Culture as a weapon in inter-tribal war (1)

We are one

Culture, at its simplest level, is little more than the ways we do things in life, and the underlying beliefs and values which support these ways. Yet, it is a complex of behaviours, with origins, influences, and impacts which are manifold and inter-linked.

Each human baby is born with a unique genetic structure and potential. That may not be all. Hindu philosophy says that, at birth, the baby inherits a soul. The soul is believed to be an ongoing entity, being reincarnated (ie. reborn) again and again, acquiring increasing knowledge and, hopefully, some cosmic merit. Each new-born baby will, according to this philosophy, carry traces of its past lives, thus affecting its responses to events and experiences in the future.

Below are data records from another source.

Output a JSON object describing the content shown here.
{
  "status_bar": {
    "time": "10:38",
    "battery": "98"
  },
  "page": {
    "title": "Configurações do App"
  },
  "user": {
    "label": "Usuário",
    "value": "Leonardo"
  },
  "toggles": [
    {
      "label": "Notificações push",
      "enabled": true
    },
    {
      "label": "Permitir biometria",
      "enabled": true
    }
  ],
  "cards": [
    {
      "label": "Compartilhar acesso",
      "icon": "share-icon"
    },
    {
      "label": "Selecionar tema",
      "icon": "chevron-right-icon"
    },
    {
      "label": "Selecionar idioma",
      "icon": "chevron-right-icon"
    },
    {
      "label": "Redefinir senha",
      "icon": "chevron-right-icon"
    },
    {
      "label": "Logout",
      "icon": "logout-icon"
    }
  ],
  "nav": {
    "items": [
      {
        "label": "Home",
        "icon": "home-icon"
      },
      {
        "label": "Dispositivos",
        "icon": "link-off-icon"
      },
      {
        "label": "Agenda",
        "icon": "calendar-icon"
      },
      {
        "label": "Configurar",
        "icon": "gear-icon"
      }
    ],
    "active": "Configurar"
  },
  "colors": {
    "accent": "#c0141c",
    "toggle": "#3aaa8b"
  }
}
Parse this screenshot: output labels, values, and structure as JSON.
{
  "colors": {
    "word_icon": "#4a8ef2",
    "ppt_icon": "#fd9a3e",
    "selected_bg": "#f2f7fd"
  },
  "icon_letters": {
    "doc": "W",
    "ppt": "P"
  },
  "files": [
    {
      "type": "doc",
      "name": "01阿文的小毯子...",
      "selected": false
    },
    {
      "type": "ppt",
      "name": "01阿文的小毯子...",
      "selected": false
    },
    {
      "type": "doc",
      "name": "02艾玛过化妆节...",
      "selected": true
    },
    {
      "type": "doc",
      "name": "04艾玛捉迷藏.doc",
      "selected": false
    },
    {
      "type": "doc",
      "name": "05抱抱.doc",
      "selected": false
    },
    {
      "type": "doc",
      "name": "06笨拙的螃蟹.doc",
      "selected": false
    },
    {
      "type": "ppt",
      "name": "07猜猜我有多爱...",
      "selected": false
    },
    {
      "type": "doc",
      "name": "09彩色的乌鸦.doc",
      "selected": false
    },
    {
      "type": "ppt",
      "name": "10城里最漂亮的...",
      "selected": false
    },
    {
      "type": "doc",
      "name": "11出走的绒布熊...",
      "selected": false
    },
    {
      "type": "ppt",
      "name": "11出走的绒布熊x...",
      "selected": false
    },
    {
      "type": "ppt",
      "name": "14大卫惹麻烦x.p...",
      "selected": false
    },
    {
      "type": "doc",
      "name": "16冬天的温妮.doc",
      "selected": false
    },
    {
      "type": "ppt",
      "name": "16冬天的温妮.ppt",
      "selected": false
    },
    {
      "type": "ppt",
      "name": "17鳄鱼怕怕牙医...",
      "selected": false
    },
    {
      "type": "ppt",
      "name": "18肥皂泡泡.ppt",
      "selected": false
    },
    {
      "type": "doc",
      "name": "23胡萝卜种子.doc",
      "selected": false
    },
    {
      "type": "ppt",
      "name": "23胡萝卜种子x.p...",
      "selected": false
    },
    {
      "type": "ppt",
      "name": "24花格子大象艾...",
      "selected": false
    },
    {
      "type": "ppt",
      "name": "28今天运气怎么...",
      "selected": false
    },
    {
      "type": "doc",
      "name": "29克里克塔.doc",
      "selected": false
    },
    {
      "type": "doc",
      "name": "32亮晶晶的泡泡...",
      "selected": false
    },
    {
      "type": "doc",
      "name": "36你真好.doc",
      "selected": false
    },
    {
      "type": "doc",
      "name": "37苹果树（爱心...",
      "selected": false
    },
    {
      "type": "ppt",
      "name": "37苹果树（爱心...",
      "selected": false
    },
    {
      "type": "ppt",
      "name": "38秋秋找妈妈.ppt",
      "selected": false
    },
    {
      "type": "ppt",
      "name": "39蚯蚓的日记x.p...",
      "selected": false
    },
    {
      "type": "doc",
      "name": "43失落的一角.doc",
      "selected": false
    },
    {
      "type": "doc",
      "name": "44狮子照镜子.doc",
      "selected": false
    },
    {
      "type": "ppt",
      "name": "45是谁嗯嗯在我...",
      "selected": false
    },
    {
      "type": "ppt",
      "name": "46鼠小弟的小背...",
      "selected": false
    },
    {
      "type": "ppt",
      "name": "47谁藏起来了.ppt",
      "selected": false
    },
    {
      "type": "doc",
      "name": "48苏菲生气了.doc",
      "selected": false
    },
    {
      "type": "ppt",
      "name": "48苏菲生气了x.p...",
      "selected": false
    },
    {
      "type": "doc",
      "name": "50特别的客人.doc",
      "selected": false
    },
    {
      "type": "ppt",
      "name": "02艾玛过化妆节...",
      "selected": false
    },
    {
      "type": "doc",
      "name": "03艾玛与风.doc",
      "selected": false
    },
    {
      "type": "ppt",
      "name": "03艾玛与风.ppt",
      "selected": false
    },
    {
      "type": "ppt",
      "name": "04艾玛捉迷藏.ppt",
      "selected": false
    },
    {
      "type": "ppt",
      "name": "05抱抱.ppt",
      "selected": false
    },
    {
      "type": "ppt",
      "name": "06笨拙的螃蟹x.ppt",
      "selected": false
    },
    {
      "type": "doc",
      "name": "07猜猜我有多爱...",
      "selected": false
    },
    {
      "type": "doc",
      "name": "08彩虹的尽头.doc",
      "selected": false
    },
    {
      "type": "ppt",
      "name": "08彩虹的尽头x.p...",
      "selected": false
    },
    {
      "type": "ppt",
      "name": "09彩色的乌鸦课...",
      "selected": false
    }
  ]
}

Even without any input from an imputed soul-entity, the baby will certainly bring into the world of human existence an inheritance of a shared capacity and potential for responding to stimuli of all kinds during its life. This innate ability reflects the evolution of the human brain over a long period of time, and seems to be structured and located as neural circuits linking components of the modern brain. This generalised human ability should have no regard for the trivial surface differences which can separate human beings – such as skin colour, facial features, speech, and so on.

We are so much alike that babies everywhere, like sparrows and chickens or kittens and pups, make the same sounds, and respond alike, instinctively, to comparable stimuli all over the  world. Inherited genetic differences, including some personality traits from grandparents, will of course serve to distinguish one child from another – sometimes significantly. Such differences, however, can be seen to be generalised over all human populations, whether Chinese, Maori, European, and so on. For example, an aggressive personality is the same in diverse cultures.

Each culture seeks uniform behaviour from its constituent members. That part of the acculturation process which is involved with the upbringing of its youth to ensure correct to acceptable behaviour, both inside and outside each family and tribe, will produce similar behaviour globally. For, good conduct is, by and large, uniform across cultures; it has to be, has it not, having regard to the shared evolutionary process? Such behaviours cannot surely be described as what constitutes culture as normally defined.

The above paragraphs represent half of an article by the author published in 2012 in Refer part(2) of ’Culture as a weapon in inter-tribal wars’ for the author’s analysis of the fragmentation of humanity through culture.

In his books ‘The Karma of Culture’ and ‘Hidden Footprints of Unity’, Raja Arasa Ratnam analyses the nature of ethnic culture, the interplay of immigrant cultures with one another, and with that of the host people, and his ultimate hope of unity achieved from a prevailing ethno-cultural diversity.